| Description of the task |
A word-for-word printout of the listing below is needed.

╔══

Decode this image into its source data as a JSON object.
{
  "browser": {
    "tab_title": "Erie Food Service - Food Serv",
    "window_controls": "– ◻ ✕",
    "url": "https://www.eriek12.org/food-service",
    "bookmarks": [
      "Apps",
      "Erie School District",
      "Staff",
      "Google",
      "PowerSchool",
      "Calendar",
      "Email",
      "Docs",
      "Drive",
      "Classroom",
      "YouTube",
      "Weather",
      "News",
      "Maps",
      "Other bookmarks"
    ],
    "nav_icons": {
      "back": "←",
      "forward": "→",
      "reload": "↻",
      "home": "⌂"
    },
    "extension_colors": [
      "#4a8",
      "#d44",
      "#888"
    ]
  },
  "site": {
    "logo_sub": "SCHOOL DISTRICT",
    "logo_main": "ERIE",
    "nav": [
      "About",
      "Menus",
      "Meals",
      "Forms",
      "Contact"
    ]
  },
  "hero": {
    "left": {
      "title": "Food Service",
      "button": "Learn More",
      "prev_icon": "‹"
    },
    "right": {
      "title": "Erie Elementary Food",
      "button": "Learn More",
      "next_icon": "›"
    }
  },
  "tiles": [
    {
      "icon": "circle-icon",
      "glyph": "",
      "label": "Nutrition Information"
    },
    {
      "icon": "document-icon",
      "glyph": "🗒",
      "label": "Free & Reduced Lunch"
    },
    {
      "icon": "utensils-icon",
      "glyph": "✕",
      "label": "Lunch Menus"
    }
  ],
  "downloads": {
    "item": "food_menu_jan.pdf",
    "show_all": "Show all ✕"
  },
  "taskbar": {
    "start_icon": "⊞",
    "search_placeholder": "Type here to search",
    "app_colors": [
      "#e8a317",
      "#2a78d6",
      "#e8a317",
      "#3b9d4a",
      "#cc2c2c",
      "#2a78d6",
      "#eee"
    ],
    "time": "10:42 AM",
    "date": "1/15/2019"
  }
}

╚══

| Solution to the exercise |
Decode this image into its source data as a JSON object.
{
  "browser": {
    "tab_title": "Erie Food Service - Food Serv",
    "window_controls": "– ◻ ✕",
    "url": "https://www.eriek12.org/food-service",
    "bookmarks": [
      "Apps",
      "Erie School District",
      "Staff",
      "Google",
      "PowerSchool",
      "Calendar",
      "Email",
      "Docs",
      "Drive",
      "Classroom",
      "YouTube",
      "Weather",
      "News",
      "Maps",
      "Other bookmarks"
    ],
    "nav_icons": {
      "back": "←",
      "forward": "→",
      "reload": "↻",
      "home": "⌂"
    },
    "extension_colors": [
      "#4a8",
      "#d44",
      "#888"
    ]
  },
  "site": {
    "logo_sub": "SCHOOL DISTRICT",
    "logo_main": "ERIE",
    "nav": [
      "About",
      "Menus",
      "Meals",
      "Forms",
      "Contact"
    ]
  },
  "hero": {
    "left": {
      "title": "Food Service",
      "button": "Learn More",
      "prev_icon": "‹"
    },
    "right": {
      "title": "Erie Elementary Food",
      "button": "Learn More",
      "next_icon": "›"
    }
  },
  "tiles": [
    {
      "icon": "circle-icon",
      "glyph": "",
      "label": "Nutrition Information"
    },
    {
      "icon": "document-icon",
      "glyph": "🗒",
      "label": "Free & Reduced Lunch"
    },
    {
      "icon": "utensils-icon",
      "glyph": "✕",
      "label": "Lunch Menus"
    }
  ],
  "downloads": {
    "item": "food_menu_jan.pdf",
    "show_all": "Show all ✕"
  },
  "taskbar": {
    "start_icon": "⊞",
    "search_placeholder": "Type here to search",
    "app_colors": [
      "#e8a317",
      "#2a78d6",
      "#e8a317",
      "#3b9d4a",
      "#cc2c2c",
      "#2a78d6",
      "#eee"
    ],
    "time": "10:42 AM",
    "date": "1/15/2019"
  }
}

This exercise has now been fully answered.